What you are asked to do:
Your response should be a copy of each line in the listing below that includes the word "mention".

Input material:
++++

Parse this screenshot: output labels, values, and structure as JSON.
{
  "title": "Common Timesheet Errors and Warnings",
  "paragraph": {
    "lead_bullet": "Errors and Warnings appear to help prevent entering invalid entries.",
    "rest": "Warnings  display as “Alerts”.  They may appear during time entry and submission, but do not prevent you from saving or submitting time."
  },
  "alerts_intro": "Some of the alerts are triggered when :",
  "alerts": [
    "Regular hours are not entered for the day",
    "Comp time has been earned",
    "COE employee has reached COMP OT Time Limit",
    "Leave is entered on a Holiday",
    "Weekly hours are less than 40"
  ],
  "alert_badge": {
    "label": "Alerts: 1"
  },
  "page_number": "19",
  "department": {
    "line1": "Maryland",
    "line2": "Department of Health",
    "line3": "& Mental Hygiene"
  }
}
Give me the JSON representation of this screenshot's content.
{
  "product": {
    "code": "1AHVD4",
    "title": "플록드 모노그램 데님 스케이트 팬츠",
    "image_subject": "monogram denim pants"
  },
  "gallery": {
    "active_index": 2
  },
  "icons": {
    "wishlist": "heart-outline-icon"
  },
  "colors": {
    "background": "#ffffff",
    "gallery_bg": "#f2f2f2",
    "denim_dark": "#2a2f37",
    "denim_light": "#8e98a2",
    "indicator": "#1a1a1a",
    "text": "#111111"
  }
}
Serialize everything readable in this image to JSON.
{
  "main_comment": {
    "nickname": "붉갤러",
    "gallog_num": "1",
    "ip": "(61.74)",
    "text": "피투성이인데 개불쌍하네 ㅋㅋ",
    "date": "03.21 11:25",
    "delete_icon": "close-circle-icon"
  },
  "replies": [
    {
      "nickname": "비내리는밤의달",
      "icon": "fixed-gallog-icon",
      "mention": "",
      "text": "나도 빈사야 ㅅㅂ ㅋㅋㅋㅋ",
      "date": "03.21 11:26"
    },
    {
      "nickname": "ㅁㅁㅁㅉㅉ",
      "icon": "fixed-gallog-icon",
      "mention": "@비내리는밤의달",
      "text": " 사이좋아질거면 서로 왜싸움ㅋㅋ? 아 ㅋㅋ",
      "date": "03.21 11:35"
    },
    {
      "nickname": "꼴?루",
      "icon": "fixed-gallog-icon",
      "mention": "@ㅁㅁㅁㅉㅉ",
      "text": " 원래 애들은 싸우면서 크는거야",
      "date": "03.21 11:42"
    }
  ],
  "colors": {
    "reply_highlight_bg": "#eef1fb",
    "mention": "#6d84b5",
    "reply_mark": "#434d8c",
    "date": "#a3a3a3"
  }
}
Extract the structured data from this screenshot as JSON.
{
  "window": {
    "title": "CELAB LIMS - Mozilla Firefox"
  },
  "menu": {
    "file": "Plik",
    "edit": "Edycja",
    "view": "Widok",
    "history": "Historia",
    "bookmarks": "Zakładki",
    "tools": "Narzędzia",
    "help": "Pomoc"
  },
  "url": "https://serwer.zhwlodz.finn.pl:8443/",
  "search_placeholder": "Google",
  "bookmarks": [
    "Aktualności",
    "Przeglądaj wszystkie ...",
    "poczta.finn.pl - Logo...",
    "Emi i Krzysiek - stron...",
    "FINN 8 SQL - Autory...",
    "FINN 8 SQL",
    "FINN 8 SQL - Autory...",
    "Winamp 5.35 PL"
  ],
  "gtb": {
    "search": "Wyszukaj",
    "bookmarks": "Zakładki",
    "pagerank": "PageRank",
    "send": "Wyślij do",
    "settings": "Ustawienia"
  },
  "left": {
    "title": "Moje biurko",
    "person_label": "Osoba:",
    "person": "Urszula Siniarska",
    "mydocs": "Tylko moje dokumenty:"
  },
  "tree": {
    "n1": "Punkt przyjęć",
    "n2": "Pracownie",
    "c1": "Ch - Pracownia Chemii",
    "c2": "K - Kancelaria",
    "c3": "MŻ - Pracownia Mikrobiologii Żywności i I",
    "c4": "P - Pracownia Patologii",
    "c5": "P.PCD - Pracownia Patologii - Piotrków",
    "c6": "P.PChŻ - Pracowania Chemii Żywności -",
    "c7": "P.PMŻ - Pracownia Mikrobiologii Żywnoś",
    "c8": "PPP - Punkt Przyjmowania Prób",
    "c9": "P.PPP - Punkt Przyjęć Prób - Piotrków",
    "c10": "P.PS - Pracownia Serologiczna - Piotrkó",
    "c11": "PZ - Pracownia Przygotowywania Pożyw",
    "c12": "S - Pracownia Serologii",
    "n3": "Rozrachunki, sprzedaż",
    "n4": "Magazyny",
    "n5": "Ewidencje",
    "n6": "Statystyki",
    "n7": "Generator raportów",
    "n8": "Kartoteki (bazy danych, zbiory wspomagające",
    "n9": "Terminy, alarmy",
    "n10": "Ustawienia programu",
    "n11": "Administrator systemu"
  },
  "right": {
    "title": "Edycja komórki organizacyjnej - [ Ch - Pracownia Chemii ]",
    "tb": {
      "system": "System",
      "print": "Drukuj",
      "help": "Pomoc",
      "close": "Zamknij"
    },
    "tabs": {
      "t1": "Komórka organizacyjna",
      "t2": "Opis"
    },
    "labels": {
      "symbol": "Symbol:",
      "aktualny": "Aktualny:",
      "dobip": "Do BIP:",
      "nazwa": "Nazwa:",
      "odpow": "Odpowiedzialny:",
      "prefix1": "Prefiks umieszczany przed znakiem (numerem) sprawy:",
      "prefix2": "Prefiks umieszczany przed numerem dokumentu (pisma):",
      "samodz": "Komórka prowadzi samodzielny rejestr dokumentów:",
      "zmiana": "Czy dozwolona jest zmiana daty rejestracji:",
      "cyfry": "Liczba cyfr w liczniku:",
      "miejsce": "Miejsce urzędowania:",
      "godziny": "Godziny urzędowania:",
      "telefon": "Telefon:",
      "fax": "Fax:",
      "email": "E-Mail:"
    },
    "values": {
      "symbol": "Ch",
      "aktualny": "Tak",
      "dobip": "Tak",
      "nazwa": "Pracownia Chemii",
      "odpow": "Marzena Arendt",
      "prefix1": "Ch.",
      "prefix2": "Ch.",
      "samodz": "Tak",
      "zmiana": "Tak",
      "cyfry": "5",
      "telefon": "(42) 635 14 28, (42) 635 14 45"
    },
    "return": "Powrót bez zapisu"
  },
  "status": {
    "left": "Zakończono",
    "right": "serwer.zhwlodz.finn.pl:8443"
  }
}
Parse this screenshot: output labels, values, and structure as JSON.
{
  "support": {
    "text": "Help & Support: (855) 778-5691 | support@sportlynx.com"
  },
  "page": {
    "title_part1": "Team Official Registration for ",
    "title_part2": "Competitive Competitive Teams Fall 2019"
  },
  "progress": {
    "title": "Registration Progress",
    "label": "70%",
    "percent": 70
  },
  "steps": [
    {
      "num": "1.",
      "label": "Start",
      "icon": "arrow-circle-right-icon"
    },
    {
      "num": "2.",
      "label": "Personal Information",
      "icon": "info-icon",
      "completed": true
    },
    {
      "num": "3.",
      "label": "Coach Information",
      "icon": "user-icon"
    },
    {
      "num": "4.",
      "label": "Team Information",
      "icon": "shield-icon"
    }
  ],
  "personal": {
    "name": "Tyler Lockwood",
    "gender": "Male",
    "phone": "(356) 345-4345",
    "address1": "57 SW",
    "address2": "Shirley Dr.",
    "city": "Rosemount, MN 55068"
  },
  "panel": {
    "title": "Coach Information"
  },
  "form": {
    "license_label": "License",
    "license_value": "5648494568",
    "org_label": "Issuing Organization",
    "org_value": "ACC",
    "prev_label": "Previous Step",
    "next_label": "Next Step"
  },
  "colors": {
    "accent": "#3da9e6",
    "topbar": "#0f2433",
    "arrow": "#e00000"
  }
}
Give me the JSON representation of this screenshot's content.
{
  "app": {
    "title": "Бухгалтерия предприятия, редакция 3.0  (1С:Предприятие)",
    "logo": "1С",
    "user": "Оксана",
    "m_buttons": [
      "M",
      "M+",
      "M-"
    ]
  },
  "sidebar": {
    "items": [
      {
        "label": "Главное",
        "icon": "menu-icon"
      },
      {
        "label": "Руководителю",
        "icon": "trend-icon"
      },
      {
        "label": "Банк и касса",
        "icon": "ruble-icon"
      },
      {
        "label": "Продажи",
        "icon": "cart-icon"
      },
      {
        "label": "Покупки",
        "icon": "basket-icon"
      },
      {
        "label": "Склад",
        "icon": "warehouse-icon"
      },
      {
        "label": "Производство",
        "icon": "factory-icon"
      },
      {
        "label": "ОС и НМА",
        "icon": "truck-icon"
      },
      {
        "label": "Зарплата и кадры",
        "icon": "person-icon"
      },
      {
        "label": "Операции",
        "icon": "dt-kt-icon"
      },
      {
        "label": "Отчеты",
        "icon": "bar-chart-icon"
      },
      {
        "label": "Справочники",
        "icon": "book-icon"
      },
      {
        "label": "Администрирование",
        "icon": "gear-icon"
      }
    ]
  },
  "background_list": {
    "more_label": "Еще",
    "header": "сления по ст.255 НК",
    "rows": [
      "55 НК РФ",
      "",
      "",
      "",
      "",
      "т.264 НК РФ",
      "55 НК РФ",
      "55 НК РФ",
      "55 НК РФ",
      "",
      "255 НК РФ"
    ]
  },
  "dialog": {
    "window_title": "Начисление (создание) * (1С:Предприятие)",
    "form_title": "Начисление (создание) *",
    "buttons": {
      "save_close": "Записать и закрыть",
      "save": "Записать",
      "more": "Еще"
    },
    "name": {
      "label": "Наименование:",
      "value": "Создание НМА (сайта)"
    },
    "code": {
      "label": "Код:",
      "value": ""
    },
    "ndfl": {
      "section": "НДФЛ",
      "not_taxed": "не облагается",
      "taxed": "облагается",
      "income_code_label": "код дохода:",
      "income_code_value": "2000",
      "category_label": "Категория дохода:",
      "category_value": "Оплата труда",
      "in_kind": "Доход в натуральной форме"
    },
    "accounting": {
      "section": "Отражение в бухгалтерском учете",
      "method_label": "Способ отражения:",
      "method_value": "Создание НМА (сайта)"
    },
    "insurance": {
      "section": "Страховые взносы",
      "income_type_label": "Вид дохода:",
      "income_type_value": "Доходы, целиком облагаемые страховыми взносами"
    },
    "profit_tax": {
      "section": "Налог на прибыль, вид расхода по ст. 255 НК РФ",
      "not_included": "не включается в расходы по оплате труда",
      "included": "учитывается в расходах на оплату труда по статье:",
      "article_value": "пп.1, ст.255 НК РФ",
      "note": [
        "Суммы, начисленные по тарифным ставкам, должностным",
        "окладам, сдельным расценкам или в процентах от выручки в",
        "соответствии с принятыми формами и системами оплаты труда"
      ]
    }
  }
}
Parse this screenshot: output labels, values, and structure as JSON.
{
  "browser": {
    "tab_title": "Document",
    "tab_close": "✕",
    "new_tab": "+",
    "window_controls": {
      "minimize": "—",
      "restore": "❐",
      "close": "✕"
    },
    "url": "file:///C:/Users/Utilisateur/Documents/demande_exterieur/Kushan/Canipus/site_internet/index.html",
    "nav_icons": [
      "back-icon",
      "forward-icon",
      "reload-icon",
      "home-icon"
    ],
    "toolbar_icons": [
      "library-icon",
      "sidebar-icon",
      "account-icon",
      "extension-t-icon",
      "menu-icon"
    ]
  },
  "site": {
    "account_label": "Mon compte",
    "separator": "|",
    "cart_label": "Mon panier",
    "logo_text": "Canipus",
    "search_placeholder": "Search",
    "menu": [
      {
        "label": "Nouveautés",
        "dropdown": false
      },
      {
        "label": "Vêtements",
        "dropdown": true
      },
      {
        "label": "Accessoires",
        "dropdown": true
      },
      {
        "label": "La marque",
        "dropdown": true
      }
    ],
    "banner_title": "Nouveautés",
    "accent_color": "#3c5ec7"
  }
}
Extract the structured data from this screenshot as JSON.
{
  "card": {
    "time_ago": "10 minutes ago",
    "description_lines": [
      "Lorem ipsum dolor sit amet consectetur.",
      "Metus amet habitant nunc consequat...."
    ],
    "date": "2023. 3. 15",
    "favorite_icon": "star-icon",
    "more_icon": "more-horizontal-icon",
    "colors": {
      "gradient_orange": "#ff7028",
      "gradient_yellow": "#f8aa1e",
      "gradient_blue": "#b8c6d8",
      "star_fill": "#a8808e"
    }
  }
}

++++

Task output:
      "mention": "",
      "mention": "@비내리는밤의달",
      "mention": "@ㅁㅁㅁㅉㅉ",
    "mention": "#6d84b5",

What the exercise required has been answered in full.